Baby Skin Care

Become a label sleuth when it comes to the products you put on you and your baby's skin.


Almost nothing is quite as sweet as the scent of a freshly bathed baby. Yet, you may have heard that some ingredients in personal care products may be anything but sweet.

Because no pre-market government approval or testing is required of cosmetics (a broadly defined category including makeup, lotions, some soaps, shampoos and deodorants), virtually anything can be put into them.

And, since manufacturers are not required to disclose the individual contents of every ingredient on product labels, it can be difficult for consumers to make informed choices.

So just how worried should you be?

What we know: Personal care products for infants, children and adults often include phthalates, a class of chemicals that have been shown to cause reproductive and developmental harm in animal studies. Since many of these products are designed to penetrate the skin, their chemical ingredients are absorbed into the bloodstream and appear in human urine samples, according to the limited scientific data available.

A 2008 Pediatrics study found several phthalates commonly used in infant care products (lotions, shampoos, soaps and diaper ointments) in the urine samples of 163 babies and toddlers whose mothers reported using the products on them within 24 hours of the testing. Other research even shows phthalates in breast milk; however, breastfeeding is still considered best, as the established benefits far outweigh the risks.

Still unknown: The long-term health effects in humans. While there is no proven cause for panic, if you are going green in other areas of your life and want to extend your efforts to personal care, it's easier than ever to find alternatives to keep your family naturally clean and beautiful.

Become a minimalist. The average adult uses about 10 personal care products a day, which translates to applying roughly 168 unique ingredients to the skin daily. A national survey conducted by the nonprofit Environmental Working Group (EWG) found that children are exposed every day to an average of 27 personal care product ingredients that have not been found safe.

Cutting down on how many products you use on yourself and your baby is the fastest path to reducing exposure. Also, check the EWG Parent's Buying Guide; it lists the better and best choices among common brands, such as Johnson & Johnson and Aveeno.

Read labels carefully. Words like "natural" or "hypoallergenic" on the label don't guarantee the product is either. You can trust the U.S. Department of Agriculture (USDA) certified organic label. Federal law requires that manufacturers list ingredients in the order of their volume, from highest to lowest. The only ingredients that don't have to be listed individually by name are fragrances. Unfortunately, fragrances can be made up of hundreds of chemicals (most significantly, phthalates), many of which you want to avoid for yourself and your baby. This leads to the next step.

Skip the scents. Synthetic fragrances aren't good for anyone. Avoid products containing "fragrance" or "parfum"; both may pose health hazards. Look instead for those labeled "fragrance free"; "unscented" products could contain a fragrancemasking agent.

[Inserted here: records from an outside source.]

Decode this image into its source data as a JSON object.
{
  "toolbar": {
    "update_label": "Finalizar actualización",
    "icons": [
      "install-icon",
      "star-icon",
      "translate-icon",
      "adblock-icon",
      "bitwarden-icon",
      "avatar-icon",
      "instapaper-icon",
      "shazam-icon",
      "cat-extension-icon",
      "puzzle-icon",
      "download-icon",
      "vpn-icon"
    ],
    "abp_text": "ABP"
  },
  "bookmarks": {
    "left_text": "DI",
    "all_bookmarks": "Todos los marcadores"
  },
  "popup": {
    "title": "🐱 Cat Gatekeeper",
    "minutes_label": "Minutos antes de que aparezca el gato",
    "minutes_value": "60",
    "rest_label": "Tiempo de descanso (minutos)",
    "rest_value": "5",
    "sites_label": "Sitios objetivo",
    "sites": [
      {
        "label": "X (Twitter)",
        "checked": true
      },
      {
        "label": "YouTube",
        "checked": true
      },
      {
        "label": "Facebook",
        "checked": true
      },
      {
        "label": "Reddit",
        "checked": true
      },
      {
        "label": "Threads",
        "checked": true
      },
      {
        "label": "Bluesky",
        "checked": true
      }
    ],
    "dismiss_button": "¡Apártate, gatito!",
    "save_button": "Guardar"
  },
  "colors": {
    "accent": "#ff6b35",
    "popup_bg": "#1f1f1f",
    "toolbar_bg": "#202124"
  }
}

Buy better bubbles. Whether it's hand soap or bubble bath, choose plant-based options over petroleumbased ones. Petroleum-derived products not only maintain oil dependence and deplete a nonrenewable resource, some of them contain 1,4-dioxane, a known carcinogen. A 2004 EWG study found 1,4-dioxane in 57 percent of baby soaps tested, and in most adult personal care products. Antibacterials are unnecessary; regular and castile soap are just as effective in killing germs. Lather up and vigorously rub your hands together while saying the alphabet, and teach your child to do the same. That's how long it takes for the soap to do its job.

MIY: Make it yourself. Find simple replacements or create your own; it's a lot easier and more cost effective than you think. For example, use aloe vera gel to soothe diaper rash and substitute almond or apricot oil for conventional baby oil. Healthy Child, Healthy World contains several easy recipes for effective products.